Copy the data below exactly, but not the pictures it contains.

== Data records ==

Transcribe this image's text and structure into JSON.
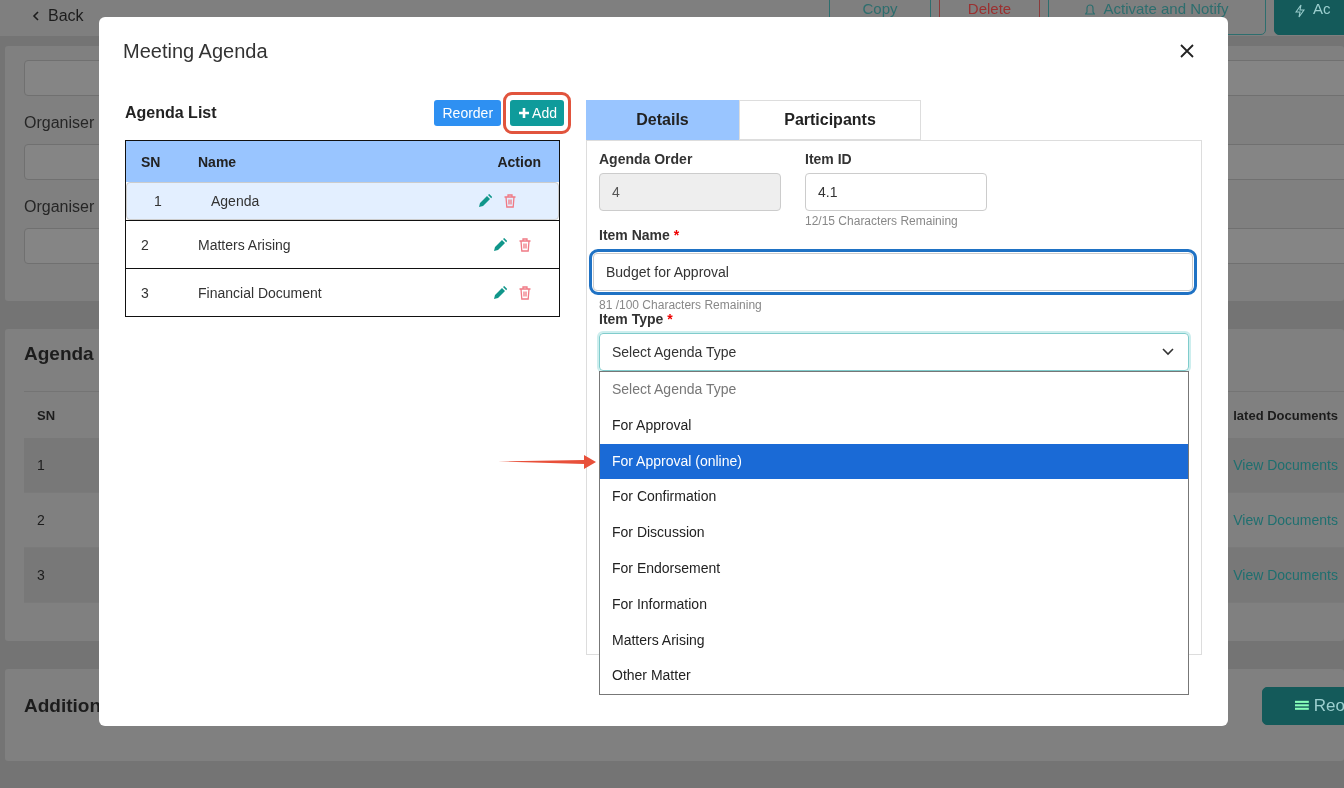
{
  "page": {
    "back": "Back",
    "actions": [
      {
        "label": "Copy",
        "kind": "outline"
      },
      {
        "label": "Delete",
        "kind": "danger"
      },
      {
        "label": "Activate and Notify",
        "kind": "bell"
      },
      {
        "label": "Ac",
        "kind": "primary"
      }
    ],
    "details_fields": [
      {
        "label": "Organiser"
      },
      {
        "label": "Organiser"
      }
    ],
    "agenda_section": {
      "title": "Agenda",
      "columns": [
        "SN",
        "lated Documents"
      ],
      "rows": [
        {
          "sn": "1",
          "link": "View Documents"
        },
        {
          "sn": "2",
          "link": "View Documents"
        },
        {
          "sn": "3",
          "link": "View Documents"
        }
      ]
    },
    "additional_section": {
      "title": "Addition",
      "button": "Reo"
    }
  },
  "modal": {
    "title": "Meeting Agenda",
    "agenda_list": {
      "title": "Agenda List",
      "buttons": [
        {
          "label": "Reorder",
          "kind": "reorder",
          "highlighted": false
        },
        {
          "label": "Add",
          "kind": "add",
          "highlighted": true
        }
      ],
      "columns": [
        "SN",
        "Name",
        "Action"
      ],
      "rows": [
        {
          "sn": "1",
          "name": "Agenda",
          "selected": true
        },
        {
          "sn": "2",
          "name": "Matters Arising",
          "selected": false
        },
        {
          "sn": "3",
          "name": "Financial Document",
          "selected": false
        }
      ]
    },
    "tabs": [
      {
        "label": "Details",
        "selected": true
      },
      {
        "label": "Participants",
        "selected": false
      }
    ],
    "form": {
      "agenda_order": {
        "label": "Agenda Order",
        "value": "4",
        "disabled": true
      },
      "item_id": {
        "label": "Item ID",
        "value": "4.1",
        "disabled": false,
        "hint": "12/15 Characters Remaining"
      },
      "item_name": {
        "label": "Item Name",
        "required_mark": "*",
        "value": "Budget for Approval",
        "highlighted": true,
        "hint": "81 /100 Characters Remaining"
      },
      "item_type": {
        "label": "Item Type",
        "required_mark": "*",
        "value": "Select Agenda Type",
        "expanded": true,
        "options": [
          {
            "label": "Select Agenda Type",
            "disabled": true,
            "highlighted": false,
            "pointed": false
          },
          {
            "label": "For Approval",
            "disabled": false,
            "highlighted": false,
            "pointed": false
          },
          {
            "label": "For Approval (online)",
            "disabled": false,
            "highlighted": true,
            "pointed": true
          },
          {
            "label": "For Confirmation",
            "disabled": false,
            "highlighted": false,
            "pointed": false
          },
          {
            "label": "For Discussion",
            "disabled": false,
            "highlighted": false,
            "pointed": false
          },
          {
            "label": "For Endorsement",
            "disabled": false,
            "highlighted": false,
            "pointed": false
          },
          {
            "label": "For Information",
            "disabled": false,
            "highlighted": false,
            "pointed": false
          },
          {
            "label": "Matters Arising",
            "disabled": false,
            "highlighted": false,
            "pointed": false
          },
          {
            "label": "Other Matter",
            "disabled": false,
            "highlighted": false,
            "pointed": false
          }
        ]
      }
    }
  }
}
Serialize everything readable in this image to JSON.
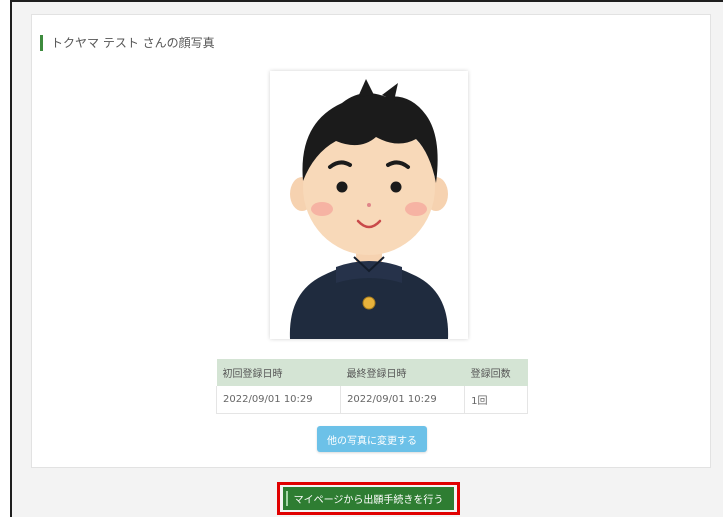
{
  "heading": {
    "title": "トクヤマ テスト さんの顔写真"
  },
  "photo": {
    "description_icon": "student-avatar-icon"
  },
  "info_table": {
    "headers": [
      "初回登録日時",
      "最終登録日時",
      "登録回数"
    ],
    "rows": [
      [
        "2022/09/01 10:29",
        "2022/09/01 10:29",
        "1回"
      ]
    ]
  },
  "buttons": {
    "change_photo": "他の写真に変更する",
    "mypage_procedure": "マイページから出願手続きを行う"
  },
  "colors": {
    "accent_green": "#2e7d32",
    "button_blue": "#6cc1e8",
    "highlight_red": "#e00000",
    "table_header": "#d4e4d4"
  }
}
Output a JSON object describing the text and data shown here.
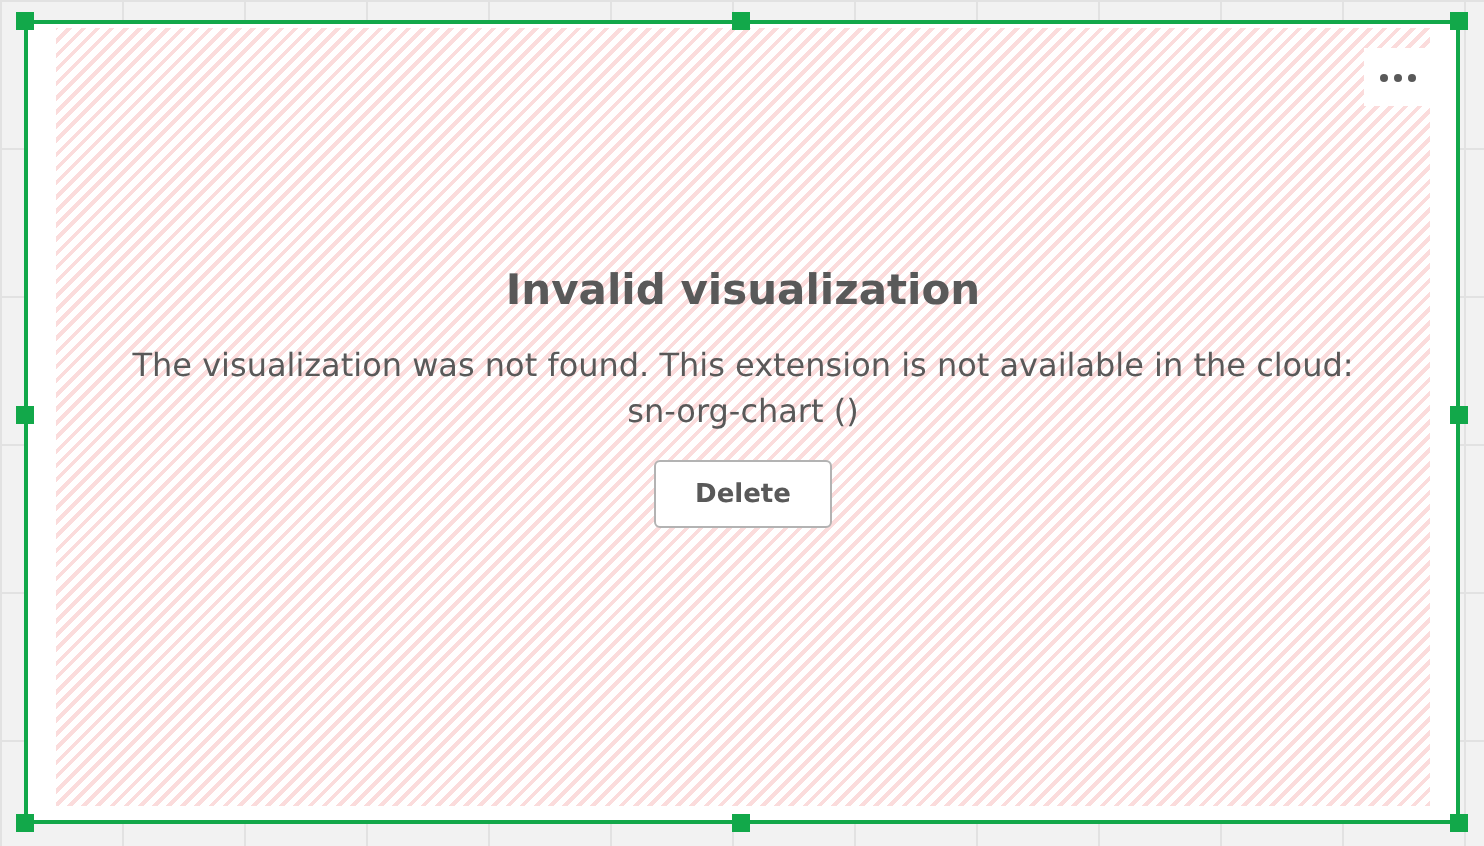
{
  "error": {
    "title": "Invalid visualization",
    "message": "The visualization was not found. This extension is not available in the cloud: sn-org-chart ()",
    "button": "Delete"
  }
}
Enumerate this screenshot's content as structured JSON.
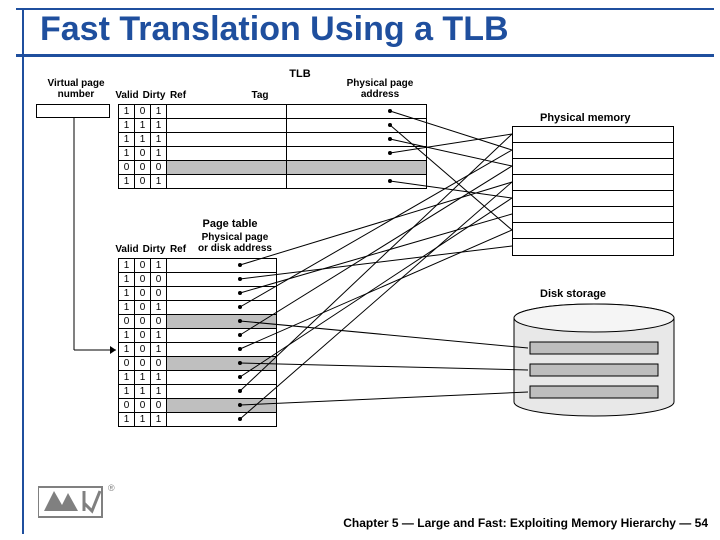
{
  "title": "Fast Translation Using a TLB",
  "labels": {
    "tlb": "TLB",
    "virtual_page_number": "Virtual page\nnumber",
    "valid": "Valid",
    "dirty": "Dirty",
    "ref": "Ref",
    "tag": "Tag",
    "physical_page_address": "Physical page\naddress",
    "physical_memory": "Physical memory",
    "page_table": "Page table",
    "physical_page_or_disk": "Physical page\nor disk address",
    "disk_storage": "Disk storage"
  },
  "tlb_rows": [
    {
      "v": "1",
      "d": "0",
      "r": "1",
      "gray": false
    },
    {
      "v": "1",
      "d": "1",
      "r": "1",
      "gray": false
    },
    {
      "v": "1",
      "d": "1",
      "r": "1",
      "gray": false
    },
    {
      "v": "1",
      "d": "0",
      "r": "1",
      "gray": false
    },
    {
      "v": "0",
      "d": "0",
      "r": "0",
      "gray": true
    },
    {
      "v": "1",
      "d": "0",
      "r": "1",
      "gray": false
    }
  ],
  "page_table_rows": [
    {
      "v": "1",
      "d": "0",
      "r": "1",
      "gray": false
    },
    {
      "v": "1",
      "d": "0",
      "r": "0",
      "gray": false
    },
    {
      "v": "1",
      "d": "0",
      "r": "0",
      "gray": false
    },
    {
      "v": "1",
      "d": "0",
      "r": "1",
      "gray": false
    },
    {
      "v": "0",
      "d": "0",
      "r": "0",
      "gray": true
    },
    {
      "v": "1",
      "d": "0",
      "r": "1",
      "gray": false
    },
    {
      "v": "1",
      "d": "0",
      "r": "1",
      "gray": false
    },
    {
      "v": "0",
      "d": "0",
      "r": "0",
      "gray": true
    },
    {
      "v": "1",
      "d": "1",
      "r": "1",
      "gray": false
    },
    {
      "v": "1",
      "d": "1",
      "r": "1",
      "gray": false
    },
    {
      "v": "0",
      "d": "0",
      "r": "0",
      "gray": true
    },
    {
      "v": "1",
      "d": "1",
      "r": "1",
      "gray": false
    }
  ],
  "footer": "Chapter 5 — Large and Fast: Exploiting Memory Hierarchy — 54",
  "logo_r": "®"
}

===

▸ **Written solution**
Transcribe this image's text and structure into JSON.
{
  "page": {
    "back": "Back",
    "actions": [
      {
        "label": "Copy",
        "kind": "outline"
      },
      {
        "label": "Delete",
        "kind": "danger"
      },
      {
        "label": "Activate and Notify",
        "kind": "bell"
      },
      {
        "label": "Ac",
        "kind": "primary"
      }
    ],
    "details_fields": [
      {
        "label": "Organiser"
      },
      {
        "label": "Organiser"
      }
    ],
    "agenda_section": {
      "title": "Agenda",
      "columns": [
        "SN",
        "lated Documents"
      ],
      "rows": [
        {
          "sn": "1",
          "link": "View Documents"
        },
        {
          "sn": "2",
          "link": "View Documents"
        },
        {
          "sn": "3",
          "link": "View Documents"
        }
      ]
    },
    "additional_section": {
      "title": "Addition",
      "button": "Reo"
    }
  },
  "modal": {
    "title": "Meeting Agenda",
    "agenda_list": {
      "title": "Agenda List",
      "buttons": [
        {
          "label": "Reorder",
          "kind": "reorder",
          "highlighted": false
        },
        {
          "label": "Add",
          "kind": "add",
          "highlighted": true
        }
      ],
      "columns": [
        "SN",
        "Name",
        "Action"
      ],
      "rows": [
        {
          "sn": "1",
          "name": "Agenda",
          "selected": true
        },
        {
          "sn": "2",
          "name": "Matters Arising",
          "selected": false
        },
        {
          "sn": "3",
          "name": "Financial Document",
          "selected": false
        }
      ]
    },
    "tabs": [
      {
        "label": "Details",
        "selected": true
      },
      {
        "label": "Participants",
        "selected": false
      }
    ],
    "form": {
      "agenda_order": {
        "label": "Agenda Order",
        "value": "4",
        "disabled": true
      },
      "item_id": {
        "label": "Item ID",
        "value": "4.1",
        "disabled": false,
        "hint": "12/15 Characters Remaining"
      },
      "item_name": {
        "label": "Item Name",
        "required_mark": "*",
        "value": "Budget for Approval",
        "highlighted": true,
        "hint": "81 /100 Characters Remaining"
      },
      "item_type": {
        "label": "Item Type",
        "required_mark": "*",
        "value": "Select Agenda Type",
        "expanded": true,
        "options": [
          {
            "label": "Select Agenda Type",
            "disabled": true,
            "highlighted": false,
            "pointed": false
          },
          {
            "label": "For Approval",
            "disabled": false,
            "highlighted": false,
            "pointed": false
          },
          {
            "label": "For Approval (online)",
            "disabled": false,
            "highlighted": true,
            "pointed": true
          },
          {
            "label": "For Confirmation",
            "disabled": false,
            "highlighted": false,
            "pointed": false
          },
          {
            "label": "For Discussion",
            "disabled": false,
            "highlighted": false,
            "pointed": false
          },
          {
            "label": "For Endorsement",
            "disabled": false,
            "highlighted": false,
            "pointed": false
          },
          {
            "label": "For Information",
            "disabled": false,
            "highlighted": false,
            "pointed": false
          },
          {
            "label": "Matters Arising",
            "disabled": false,
            "highlighted": false,
            "pointed": false
          },
          {
            "label": "Other Matter",
            "disabled": false,
            "highlighted": false,
            "pointed": false
          }
        ]
      }
    }
  }
}
Serialize everything readable in this image to JSON.
{
  "heading": {
    "title": "トクヤマ テスト さんの顔写真"
  },
  "photo": {
    "description_icon": "student-avatar-icon"
  },
  "info_table": {
    "headers": [
      "初回登録日時",
      "最終登録日時",
      "登録回数"
    ],
    "rows": [
      [
        "2022/09/01 10:29",
        "2022/09/01 10:29",
        "1回"
      ]
    ]
  },
  "buttons": {
    "change_photo": "他の写真に変更する",
    "mypage_procedure": "マイページから出願手続きを行う"
  },
  "colors": {
    "accent_green": "#2e7d32",
    "button_blue": "#6cc1e8",
    "highlight_red": "#e00000",
    "table_header": "#d4e4d4"
  }
}
Output a JSON object describing the text and data shown here.
{
  "error": {
    "title": "Invalid visualization",
    "message": "The visualization was not found. This extension is not available in the cloud: sn-org-chart ()",
    "button": "Delete"
  }
}
Enumerate this screenshot's content as structured JSON.
{
  "title": "Fast Translation Using a TLB",
  "labels": {
    "tlb": "TLB",
    "virtual_page_number": "Virtual page\nnumber",
    "valid": "Valid",
    "dirty": "Dirty",
    "ref": "Ref",
    "tag": "Tag",
    "physical_page_address": "Physical page\naddress",
    "physical_memory": "Physical memory",
    "page_table": "Page table",
    "physical_page_or_disk": "Physical page\nor disk address",
    "disk_storage": "Disk storage"
  },
  "tlb_rows": [
    {
      "v": "1",
      "d": "0",
      "r": "1",
      "gray": false
    },
    {
      "v": "1",
      "d": "1",
      "r": "1",
      "gray": false
    },
    {
      "v": "1",
      "d": "1",
      "r": "1",
      "gray": false
    },
    {
      "v": "1",
      "d": "0",
      "r": "1",
      "gray": false
    },
    {
      "v": "0",
      "d": "0",
      "r": "0",
      "gray": true
    },
    {
      "v": "1",
      "d": "0",
      "r": "1",
      "gray": false
    }
  ],
  "page_table_rows": [
    {
      "v": "1",
      "d": "0",
      "r": "1",
      "gray": false
    },
    {
      "v": "1",
      "d": "0",
      "r": "0",
      "gray": false
    },
    {
      "v": "1",
      "d": "0",
      "r": "0",
      "gray": false
    },
    {
      "v": "1",
      "d": "0",
      "r": "1",
      "gray": false
    },
    {
      "v": "0",
      "d": "0",
      "r": "0",
      "gray": true
    },
    {
      "v": "1",
      "d": "0",
      "r": "1",
      "gray": false
    },
    {
      "v": "1",
      "d": "0",
      "r": "1",
      "gray": false
    },
    {
      "v": "0",
      "d": "0",
      "r": "0",
      "gray": true
    },
    {
      "v": "1",
      "d": "1",
      "r": "1",
      "gray": false
    },
    {
      "v": "1",
      "d": "1",
      "r": "1",
      "gray": false
    },
    {
      "v": "0",
      "d": "0",
      "r": "0",
      "gray": true
    },
    {
      "v": "1",
      "d": "1",
      "r": "1",
      "gray": false
    }
  ],
  "footer": "Chapter 5 — Large and Fast: Exploiting Memory Hierarchy — 54",
  "logo_r": "®"
}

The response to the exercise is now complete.